I can’t begin to convey all the information she presents in this book – the history, the statistics, the science, the criss-crossing relationships, not to mention the people, the overt and covert deals, and the truly horrifying violence (both actual and threatened). There are times when I started to feel bogged down in the complexity of it all, but I was reassured when I realised she was feeling it too. She is, in fact, like Hooper, taking us on a journey – but it is a journey that, despite her very real efforts to explore the whole story, does lean to one side, that of those who wish to protect not destroy. As she says in the last chapter:
I’ve tried to balance my seesaw heart, carefully weighing up each argument. But there is something about this island that wants you to choose sides.
I can understand that – it is, in many ways, a magical place. However, I do have one complaint about the book – my ongoing one for books of this ilk – and that is its lack of an index. It is jam-packed with people, events, places, philosophies and theories but how can the casual reader or researcher find them?
And so, is there a resolution to it all? Well no, but there is, she says, a universal story:
… in the greater scheme of things, the island is nothing but a drop in the ocean. But the story is universal – and what goes on in Tasmania goes on in the Pacific islands, in other continents, until it all comes back over the ice to Tasmania again. … Deep down in our bones we must know – we must know that nothing we do is done in isolation. Cause and effect: how did it get so noisy in between?
How indeed?
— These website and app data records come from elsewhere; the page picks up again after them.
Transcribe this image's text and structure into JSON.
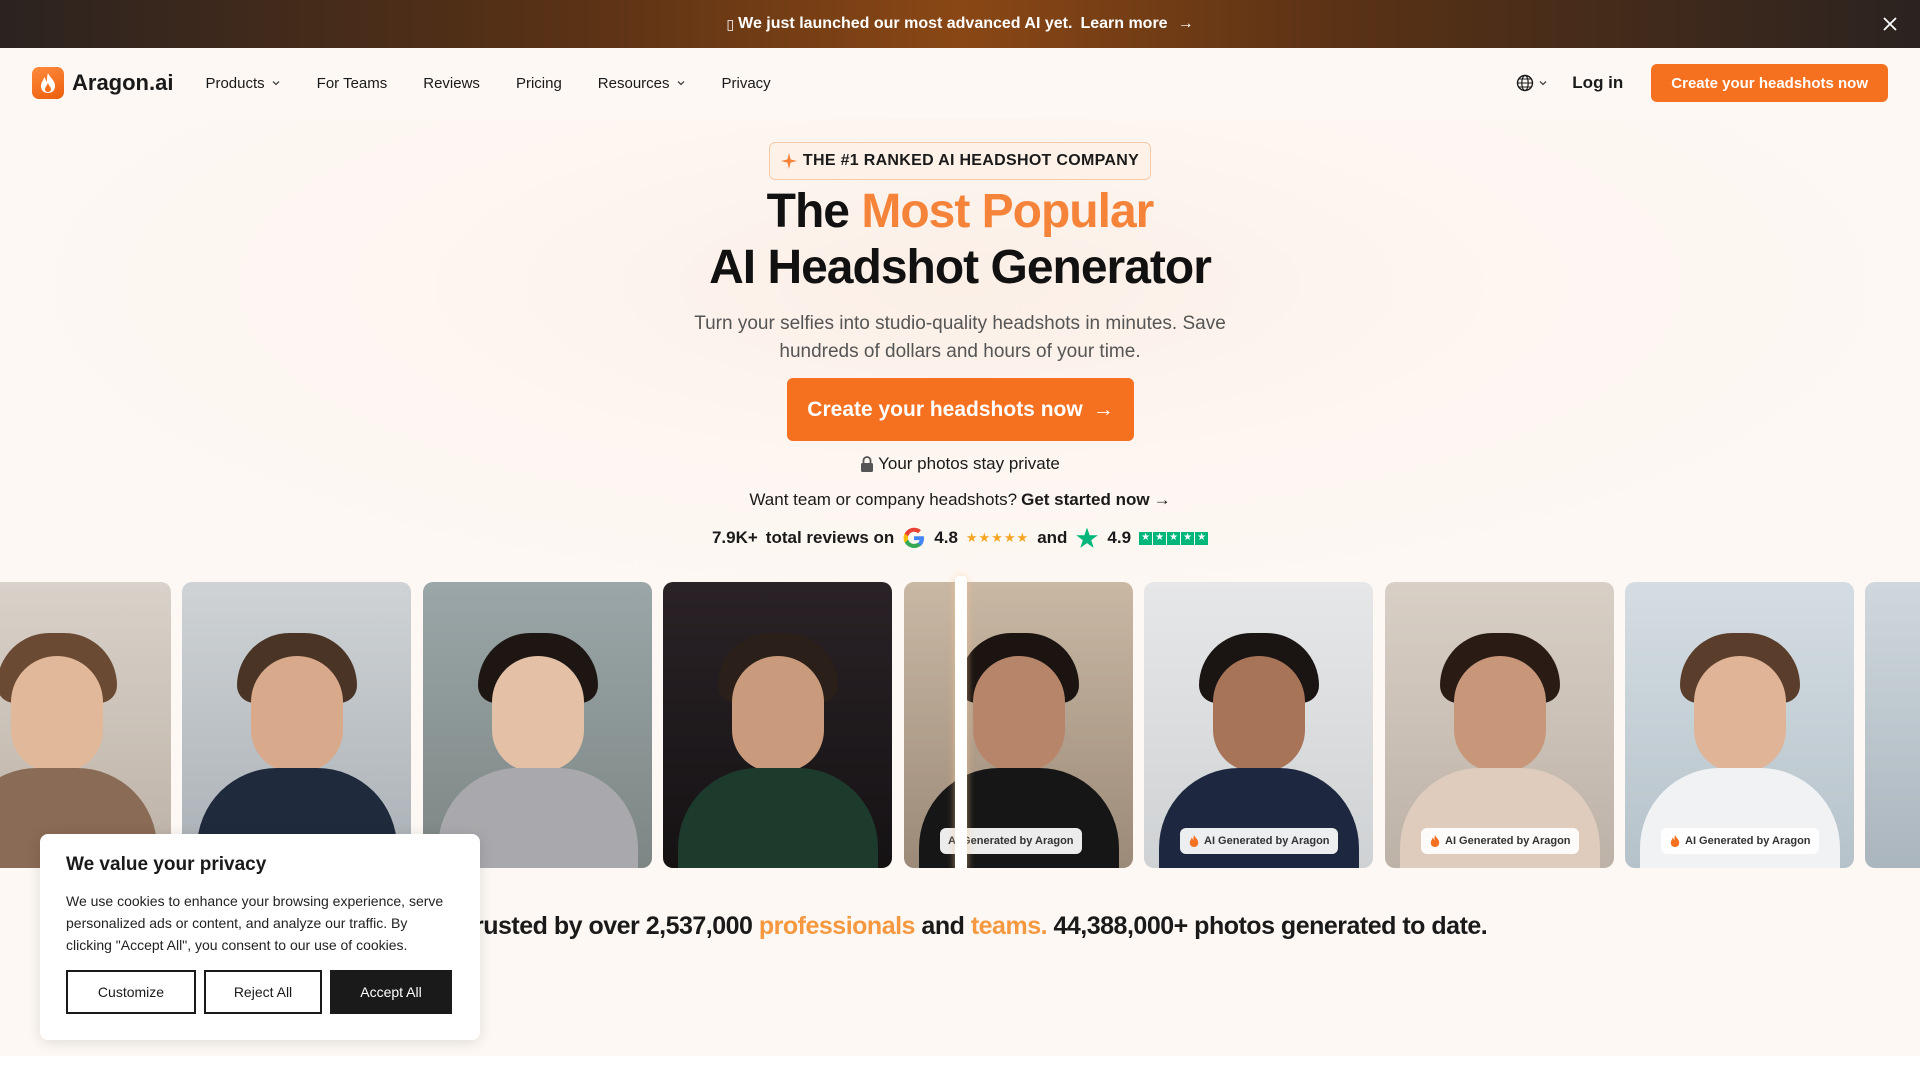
{
  "announcement": {
    "glyph": "▯",
    "text": "We just launched our most advanced AI yet.",
    "link": "Learn more",
    "arrow": "→"
  },
  "nav": {
    "logo_text": "Aragon.ai",
    "items": [
      {
        "label": "Products",
        "dropdown": true
      },
      {
        "label": "For Teams",
        "dropdown": false
      },
      {
        "label": "Reviews",
        "dropdown": false
      },
      {
        "label": "Pricing",
        "dropdown": false
      },
      {
        "label": "Resources",
        "dropdown": true
      },
      {
        "label": "Privacy",
        "dropdown": false
      }
    ],
    "login": "Log in",
    "cta": "Create your headshots now"
  },
  "hero": {
    "badge": "THE #1 RANKED AI HEADSHOT COMPANY",
    "headline_prefix": "The",
    "headline_accent": "Most Popular",
    "headline_line2": "AI Headshot Generator",
    "subhead": "Turn your selfies into studio-quality headshots in minutes. Save hundreds of dollars and hours of your time.",
    "cta": "Create your headshots now",
    "cta_arrow": "→",
    "privacy": "Your photos stay private",
    "teams_prefix": "Want team or company headshots?",
    "teams_link": "Get started now",
    "teams_arrow": "→",
    "reviews_count": "7.9K+",
    "reviews_label": "total reviews on",
    "google_rating": "4.8",
    "google_stars": "★★★★★",
    "and": "and",
    "trustpilot_rating": "4.9",
    "trustpilot_star": "★"
  },
  "photos": {
    "badge_label": "AI Generated by Aragon"
  },
  "trusted": {
    "prefix": "rusted by over 2,537,000",
    "professionals": "professionals",
    "and": "and",
    "teams": "teams.",
    "suffix": "44,388,000+ photos generated to date."
  },
  "cookie": {
    "title": "We value your privacy",
    "body": "We use cookies to enhance your browsing experience, serve personalized ads or content, and analyze our traffic. By clicking \"Accept All\", you consent to our use of cookies.",
    "customize": "Customize",
    "reject": "Reject All",
    "accept": "Accept All"
  },
  "colors": {
    "brand_orange": "#f5701f",
    "accent_orange": "#f5843a"
  }
}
Read this thoughtful, throughly researched book, and you will, unfortunately, find out.
Into the woods: The battle for Tasmania’s forests
Melbourne: Black Inc, 2010
(Review copy supplied by Black Inc)